-- WHAT THE TASK REQUIRES --
Using the entries below, quote exactly the span of lines that begins with the line containing "Serialize everything readable" and ends with the final line.

####################

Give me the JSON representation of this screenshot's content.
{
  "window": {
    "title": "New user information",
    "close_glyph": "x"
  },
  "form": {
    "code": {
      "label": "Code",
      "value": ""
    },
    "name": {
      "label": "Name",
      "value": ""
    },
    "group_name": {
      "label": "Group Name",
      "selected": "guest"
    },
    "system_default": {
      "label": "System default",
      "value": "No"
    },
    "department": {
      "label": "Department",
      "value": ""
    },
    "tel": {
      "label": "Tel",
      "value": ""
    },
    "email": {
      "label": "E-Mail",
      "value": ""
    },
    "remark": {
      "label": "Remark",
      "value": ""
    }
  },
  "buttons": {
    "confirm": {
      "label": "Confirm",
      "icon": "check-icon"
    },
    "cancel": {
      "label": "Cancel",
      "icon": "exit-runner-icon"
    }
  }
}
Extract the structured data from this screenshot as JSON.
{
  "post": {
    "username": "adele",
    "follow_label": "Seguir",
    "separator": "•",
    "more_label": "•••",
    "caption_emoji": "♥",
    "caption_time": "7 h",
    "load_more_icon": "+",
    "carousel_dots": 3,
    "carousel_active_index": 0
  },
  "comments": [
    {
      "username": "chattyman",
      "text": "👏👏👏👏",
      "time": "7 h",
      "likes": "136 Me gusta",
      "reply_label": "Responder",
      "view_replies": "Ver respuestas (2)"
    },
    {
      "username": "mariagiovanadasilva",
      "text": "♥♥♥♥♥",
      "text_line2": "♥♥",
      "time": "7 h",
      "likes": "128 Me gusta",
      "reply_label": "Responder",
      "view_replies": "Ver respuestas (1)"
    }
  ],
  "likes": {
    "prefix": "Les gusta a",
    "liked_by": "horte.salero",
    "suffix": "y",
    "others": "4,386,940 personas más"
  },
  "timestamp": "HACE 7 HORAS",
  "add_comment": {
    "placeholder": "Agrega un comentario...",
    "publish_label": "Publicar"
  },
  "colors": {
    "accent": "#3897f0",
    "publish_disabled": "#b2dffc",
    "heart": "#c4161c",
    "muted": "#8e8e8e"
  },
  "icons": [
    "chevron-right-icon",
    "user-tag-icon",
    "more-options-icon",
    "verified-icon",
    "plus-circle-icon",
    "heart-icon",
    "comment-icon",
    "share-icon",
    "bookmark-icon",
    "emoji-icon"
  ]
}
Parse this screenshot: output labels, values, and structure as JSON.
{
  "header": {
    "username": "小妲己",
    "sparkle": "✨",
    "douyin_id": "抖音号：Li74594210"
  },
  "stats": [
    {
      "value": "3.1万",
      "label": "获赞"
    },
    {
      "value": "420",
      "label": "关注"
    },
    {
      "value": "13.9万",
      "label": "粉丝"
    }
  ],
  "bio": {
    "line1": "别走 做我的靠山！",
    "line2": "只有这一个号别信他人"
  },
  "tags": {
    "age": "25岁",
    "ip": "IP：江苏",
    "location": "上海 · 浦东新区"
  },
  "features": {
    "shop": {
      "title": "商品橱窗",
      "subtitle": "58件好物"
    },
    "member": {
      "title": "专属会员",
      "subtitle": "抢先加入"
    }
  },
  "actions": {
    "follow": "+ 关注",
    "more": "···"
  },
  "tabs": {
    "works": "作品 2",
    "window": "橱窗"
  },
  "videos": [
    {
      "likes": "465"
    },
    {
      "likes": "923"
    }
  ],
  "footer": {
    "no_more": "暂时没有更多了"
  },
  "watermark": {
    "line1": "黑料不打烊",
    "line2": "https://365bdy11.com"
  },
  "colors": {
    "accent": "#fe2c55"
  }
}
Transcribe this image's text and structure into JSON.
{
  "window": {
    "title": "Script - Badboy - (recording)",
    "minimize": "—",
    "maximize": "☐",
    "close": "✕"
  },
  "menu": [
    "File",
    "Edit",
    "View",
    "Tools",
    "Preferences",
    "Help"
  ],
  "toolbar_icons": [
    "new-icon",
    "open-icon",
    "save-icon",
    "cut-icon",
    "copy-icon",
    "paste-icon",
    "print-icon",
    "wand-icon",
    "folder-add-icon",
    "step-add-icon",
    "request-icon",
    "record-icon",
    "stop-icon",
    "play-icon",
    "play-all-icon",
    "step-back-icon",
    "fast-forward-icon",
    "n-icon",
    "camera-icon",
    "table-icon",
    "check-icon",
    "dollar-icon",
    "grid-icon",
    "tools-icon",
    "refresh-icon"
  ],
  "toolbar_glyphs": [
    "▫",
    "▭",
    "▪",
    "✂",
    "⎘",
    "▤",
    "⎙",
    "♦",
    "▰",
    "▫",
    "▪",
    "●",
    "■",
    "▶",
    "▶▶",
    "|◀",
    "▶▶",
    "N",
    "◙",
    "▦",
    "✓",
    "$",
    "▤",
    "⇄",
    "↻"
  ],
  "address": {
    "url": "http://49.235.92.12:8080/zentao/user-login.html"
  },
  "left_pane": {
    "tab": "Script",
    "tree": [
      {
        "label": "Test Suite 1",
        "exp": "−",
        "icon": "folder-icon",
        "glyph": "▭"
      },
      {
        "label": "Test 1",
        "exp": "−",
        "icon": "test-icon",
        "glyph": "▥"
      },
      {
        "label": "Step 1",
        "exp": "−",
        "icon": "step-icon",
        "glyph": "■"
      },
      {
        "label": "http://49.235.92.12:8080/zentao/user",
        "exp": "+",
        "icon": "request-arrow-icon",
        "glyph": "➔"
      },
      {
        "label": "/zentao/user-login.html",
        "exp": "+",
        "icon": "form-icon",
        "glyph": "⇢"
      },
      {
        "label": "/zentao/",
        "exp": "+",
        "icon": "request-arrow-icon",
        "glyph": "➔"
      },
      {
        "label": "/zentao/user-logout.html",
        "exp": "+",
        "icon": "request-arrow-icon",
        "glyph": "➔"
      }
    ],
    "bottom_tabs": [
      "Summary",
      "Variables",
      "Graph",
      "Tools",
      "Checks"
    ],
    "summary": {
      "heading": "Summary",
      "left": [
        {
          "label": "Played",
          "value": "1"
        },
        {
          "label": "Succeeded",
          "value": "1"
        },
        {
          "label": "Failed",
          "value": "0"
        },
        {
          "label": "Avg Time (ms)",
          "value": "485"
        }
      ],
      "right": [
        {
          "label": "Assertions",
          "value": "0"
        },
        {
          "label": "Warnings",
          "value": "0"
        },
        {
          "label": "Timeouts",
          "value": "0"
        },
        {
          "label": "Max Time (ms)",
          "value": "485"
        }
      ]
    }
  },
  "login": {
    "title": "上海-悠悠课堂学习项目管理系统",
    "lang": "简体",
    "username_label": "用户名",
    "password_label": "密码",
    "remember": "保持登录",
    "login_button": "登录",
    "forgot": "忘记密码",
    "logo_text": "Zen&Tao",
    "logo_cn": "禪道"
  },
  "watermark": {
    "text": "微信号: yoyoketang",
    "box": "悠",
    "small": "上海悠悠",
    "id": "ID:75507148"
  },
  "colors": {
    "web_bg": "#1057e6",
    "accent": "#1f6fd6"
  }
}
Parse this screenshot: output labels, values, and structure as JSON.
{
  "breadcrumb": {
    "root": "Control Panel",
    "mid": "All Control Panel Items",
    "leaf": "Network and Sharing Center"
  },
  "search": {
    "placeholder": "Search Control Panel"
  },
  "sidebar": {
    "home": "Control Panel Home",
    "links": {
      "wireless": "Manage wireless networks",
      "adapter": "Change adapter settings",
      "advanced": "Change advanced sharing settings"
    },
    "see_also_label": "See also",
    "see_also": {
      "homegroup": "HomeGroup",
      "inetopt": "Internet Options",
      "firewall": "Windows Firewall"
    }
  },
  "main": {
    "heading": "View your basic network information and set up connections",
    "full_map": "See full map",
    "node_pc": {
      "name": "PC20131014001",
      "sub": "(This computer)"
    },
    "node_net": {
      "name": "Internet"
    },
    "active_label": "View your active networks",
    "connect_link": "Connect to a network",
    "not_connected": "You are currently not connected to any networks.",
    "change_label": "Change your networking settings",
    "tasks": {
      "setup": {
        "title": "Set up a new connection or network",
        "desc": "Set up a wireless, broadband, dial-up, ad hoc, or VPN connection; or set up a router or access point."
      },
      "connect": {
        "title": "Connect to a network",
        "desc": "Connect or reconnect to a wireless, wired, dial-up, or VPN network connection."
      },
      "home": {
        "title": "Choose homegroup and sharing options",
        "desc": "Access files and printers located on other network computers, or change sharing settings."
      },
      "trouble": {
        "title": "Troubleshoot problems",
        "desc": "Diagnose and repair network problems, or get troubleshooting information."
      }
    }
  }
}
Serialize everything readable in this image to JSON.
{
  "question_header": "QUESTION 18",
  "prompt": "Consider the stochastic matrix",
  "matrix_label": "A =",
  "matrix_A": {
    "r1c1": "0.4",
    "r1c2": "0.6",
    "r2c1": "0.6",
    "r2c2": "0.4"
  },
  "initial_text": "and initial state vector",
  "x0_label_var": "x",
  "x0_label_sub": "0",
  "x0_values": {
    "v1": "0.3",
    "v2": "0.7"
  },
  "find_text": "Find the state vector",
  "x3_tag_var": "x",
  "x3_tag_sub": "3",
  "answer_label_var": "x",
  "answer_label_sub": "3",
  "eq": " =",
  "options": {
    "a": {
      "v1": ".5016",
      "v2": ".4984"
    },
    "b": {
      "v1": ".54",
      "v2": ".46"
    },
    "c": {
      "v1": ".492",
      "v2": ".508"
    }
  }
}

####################

-- OUTPUT FOR THIS TASK --
Serialize everything readable in this image to JSON.
{
  "question_header": "QUESTION 18",
  "prompt": "Consider the stochastic matrix",
  "matrix_label": "A =",
  "matrix_A": {
    "r1c1": "0.4",
    "r1c2": "0.6",
    "r2c1": "0.6",
    "r2c2": "0.4"
  },
  "initial_text": "and initial state vector",
  "x0_label_var": "x",
  "x0_label_sub": "0",
  "x0_values": {
    "v1": "0.3",
    "v2": "0.7"
  },
  "find_text": "Find the state vector",
  "x3_tag_var": "x",
  "x3_tag_sub": "3",
  "answer_label_var": "x",
  "answer_label_sub": "3",
  "eq": " =",
  "options": {
    "a": {
      "v1": ".5016",
      "v2": ".4984"
    },
    "b": {
      "v1": ".54",
      "v2": ".46"
    },
    "c": {
      "v1": ".492",
      "v2": ".508"
    }
  }
}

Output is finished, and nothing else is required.